● **Aim of the exercise**: Please return all lines from the records below that include the string "eigenschappen".

● **Record set**:
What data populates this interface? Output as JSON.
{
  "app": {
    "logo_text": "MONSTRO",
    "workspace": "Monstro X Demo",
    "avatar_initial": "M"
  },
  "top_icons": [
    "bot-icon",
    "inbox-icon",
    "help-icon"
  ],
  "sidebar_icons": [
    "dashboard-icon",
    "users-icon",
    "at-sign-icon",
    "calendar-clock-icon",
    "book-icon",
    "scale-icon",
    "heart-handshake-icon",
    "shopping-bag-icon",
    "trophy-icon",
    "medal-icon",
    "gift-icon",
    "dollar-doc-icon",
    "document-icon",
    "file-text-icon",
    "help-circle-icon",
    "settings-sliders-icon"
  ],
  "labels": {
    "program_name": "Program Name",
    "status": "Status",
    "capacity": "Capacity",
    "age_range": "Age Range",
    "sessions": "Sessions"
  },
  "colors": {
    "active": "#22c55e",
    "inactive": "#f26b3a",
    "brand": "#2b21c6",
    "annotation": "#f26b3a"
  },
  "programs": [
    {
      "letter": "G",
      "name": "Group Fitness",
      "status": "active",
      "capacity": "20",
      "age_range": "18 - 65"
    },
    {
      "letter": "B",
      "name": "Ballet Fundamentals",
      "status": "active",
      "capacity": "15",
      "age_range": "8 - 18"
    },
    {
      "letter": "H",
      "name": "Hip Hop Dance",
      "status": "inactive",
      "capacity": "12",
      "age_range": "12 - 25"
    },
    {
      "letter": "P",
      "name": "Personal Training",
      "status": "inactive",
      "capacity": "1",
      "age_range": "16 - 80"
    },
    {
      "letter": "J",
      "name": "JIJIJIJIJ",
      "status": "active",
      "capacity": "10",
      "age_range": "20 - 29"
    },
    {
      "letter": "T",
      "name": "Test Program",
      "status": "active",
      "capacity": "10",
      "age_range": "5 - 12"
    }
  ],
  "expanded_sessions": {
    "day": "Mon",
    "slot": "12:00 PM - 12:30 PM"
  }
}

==

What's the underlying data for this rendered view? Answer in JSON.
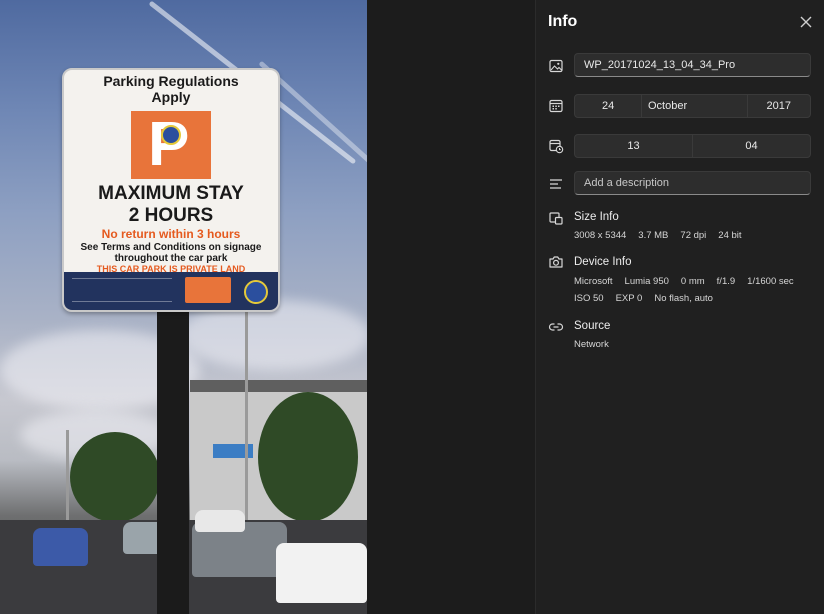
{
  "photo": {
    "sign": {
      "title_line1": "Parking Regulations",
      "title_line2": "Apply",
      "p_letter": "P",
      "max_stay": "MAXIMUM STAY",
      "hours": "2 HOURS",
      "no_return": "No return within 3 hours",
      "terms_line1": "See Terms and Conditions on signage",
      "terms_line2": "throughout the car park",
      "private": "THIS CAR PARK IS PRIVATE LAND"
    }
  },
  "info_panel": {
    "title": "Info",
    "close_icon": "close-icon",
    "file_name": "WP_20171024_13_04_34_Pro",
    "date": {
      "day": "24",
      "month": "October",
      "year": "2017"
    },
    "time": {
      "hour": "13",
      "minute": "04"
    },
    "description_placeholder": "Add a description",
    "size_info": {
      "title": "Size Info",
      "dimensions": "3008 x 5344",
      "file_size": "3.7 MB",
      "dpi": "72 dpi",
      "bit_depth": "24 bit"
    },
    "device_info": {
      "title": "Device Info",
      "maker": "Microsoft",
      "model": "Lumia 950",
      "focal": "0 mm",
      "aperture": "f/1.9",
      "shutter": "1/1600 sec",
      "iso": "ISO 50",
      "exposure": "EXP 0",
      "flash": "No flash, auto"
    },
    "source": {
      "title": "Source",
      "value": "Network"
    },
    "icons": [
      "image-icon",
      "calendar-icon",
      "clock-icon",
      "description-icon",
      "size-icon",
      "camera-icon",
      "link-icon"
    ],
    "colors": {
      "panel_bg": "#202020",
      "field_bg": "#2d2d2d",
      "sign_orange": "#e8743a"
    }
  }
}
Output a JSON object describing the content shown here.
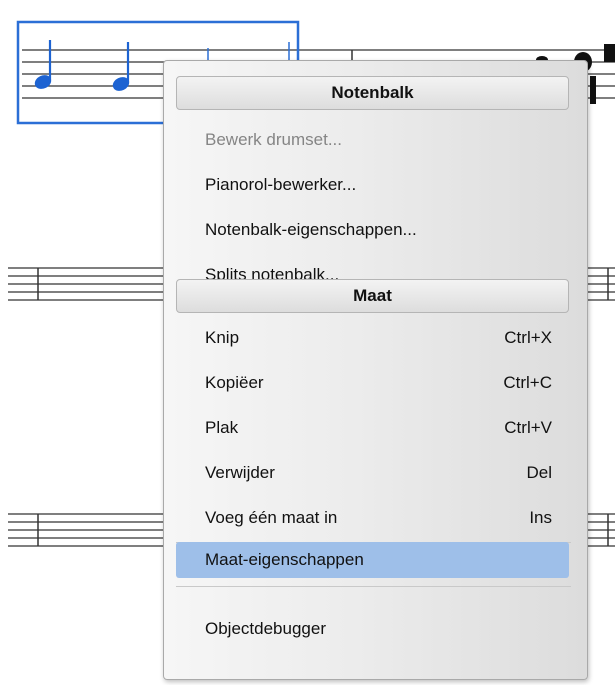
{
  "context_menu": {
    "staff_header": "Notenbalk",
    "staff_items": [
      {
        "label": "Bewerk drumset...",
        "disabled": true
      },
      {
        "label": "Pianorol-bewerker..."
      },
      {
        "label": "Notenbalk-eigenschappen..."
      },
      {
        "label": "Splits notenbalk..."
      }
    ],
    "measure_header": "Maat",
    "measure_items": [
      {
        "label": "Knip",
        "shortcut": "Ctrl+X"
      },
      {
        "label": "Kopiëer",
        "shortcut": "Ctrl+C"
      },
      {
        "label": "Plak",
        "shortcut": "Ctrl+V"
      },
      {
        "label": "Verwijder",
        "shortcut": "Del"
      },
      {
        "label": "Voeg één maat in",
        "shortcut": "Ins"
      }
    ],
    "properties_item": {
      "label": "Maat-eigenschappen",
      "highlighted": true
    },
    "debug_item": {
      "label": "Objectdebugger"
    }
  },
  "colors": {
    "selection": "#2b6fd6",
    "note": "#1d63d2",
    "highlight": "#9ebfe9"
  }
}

● **Answer box**:
        "label": "Notenbalk-eigenschappen..."
      "label": "Maat-eigenschappen",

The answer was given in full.